the question for decision by a federal court asked to set aside an arbitration award ... is not whether the arbitrator or arbitrators ... erred in interpreting the contract; it is not whether they clearly erred in interpreting the contract; it is not whether they grossly erred in interpreting the contract; it is whether they interpreted the contract.

....

[T]he judicial function is at an end in arbitration cases when the court is satisfied that the arbitrators were interpreting the contract rather than doing something else. Hill, 814 F.2d at 1195, 1197.

Here, approximately two months after Smith left work, and well after Smith's paid sick leave under the agreement was exhausted, CSX attempted to contact Smith to obtain information regarding her situation. Receiving no reply to correspondence which, from CSX's perspective, Appellant Smith apparently received, CSX again attempted to contact her. Appellant Smith, on the other hand, made no attempt to apprise CSX of her whereabouts or status until October 22, 1985, over five months after she initially called in sick. As Appellant's counsel admitted at oral argument, Smith's view of the Agreement would permit a CSX employee to call in sick, thereafter absent himself from work for ten years without communicating to his employer, and later return to work and successfully demand to be reinstated with no loss of seniority and full back pay and benefits. In light of procedures for obtaining sick leave or leaves of absence which are detailed in the Agreement, this interpretation strains credulity.

On these facts, the Board's determination that Smith was largely responsible under the Agreement is not a decision so far removed from the letter or purpose of the Agreement as to exceed the scope of the Board's jurisdiction. Public Law Board No. 3540 properly confined itself to interpreting the Agreement in reaching the conclusion that Smith was partly at fault for the incident.

Given the scope of review which courts may exercise in examining public law boards' decisions, the district court correctly determined that Appellant Smith established no basis for disturbing the award of Public Law Board No. 3540. The district court's entry of summary judgment against Appellant Smith's action is accordingly

AFFIRMED.

 1

Rule 28 of the Agreement provides in pertinent part, "LEAVE OF ABSENCE ... (b) Employees sick or injured ... will not be required to secure leave of absence and their seniority will not be affected thereby." App. at 68

 2

Rule 60 of the Agreement provides in pertinent part, SICK LEAVE

* * *

 3

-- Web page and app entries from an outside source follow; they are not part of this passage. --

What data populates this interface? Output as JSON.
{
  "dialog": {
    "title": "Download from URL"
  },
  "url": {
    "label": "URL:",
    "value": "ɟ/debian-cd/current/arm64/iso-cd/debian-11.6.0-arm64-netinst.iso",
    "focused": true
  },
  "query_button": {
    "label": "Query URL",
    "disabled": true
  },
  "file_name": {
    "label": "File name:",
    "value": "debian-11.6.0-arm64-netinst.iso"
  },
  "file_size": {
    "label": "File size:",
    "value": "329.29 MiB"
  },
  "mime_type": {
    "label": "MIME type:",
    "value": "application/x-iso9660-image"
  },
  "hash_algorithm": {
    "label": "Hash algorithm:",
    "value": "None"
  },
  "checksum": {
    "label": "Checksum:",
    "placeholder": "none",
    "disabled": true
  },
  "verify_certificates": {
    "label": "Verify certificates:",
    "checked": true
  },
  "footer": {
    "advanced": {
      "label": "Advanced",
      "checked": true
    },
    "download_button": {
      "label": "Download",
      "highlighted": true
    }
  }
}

Beginning on the first day an employe is absent from work ... such employe shall be entitled to a sickness allowance ... in accordance with the schedule of benefits set forth below: ... (d) upon completion of ten (10) or more years of service, a total in the following year of twenty (20) days pay

* * *

 10

The employing officer must be satisfied that the illness is bona fide. Satisfactory evidence as to sickness, preferably in the form of a certificate from a reputable doctor, may be required in case of doubt

App. at 88-89.

Smith had been employed with CSX for over 10 years.

 3

Rule 28(a) provides, "Leave of absence for thirty (30) days or more shall be in writing by the proper Officer of the Company.... An employe shall not be granted more than sixty (60) days' leave in any twelve (12) month period, except by written agreement between the proper Officer and the Local Chairman." App. at 68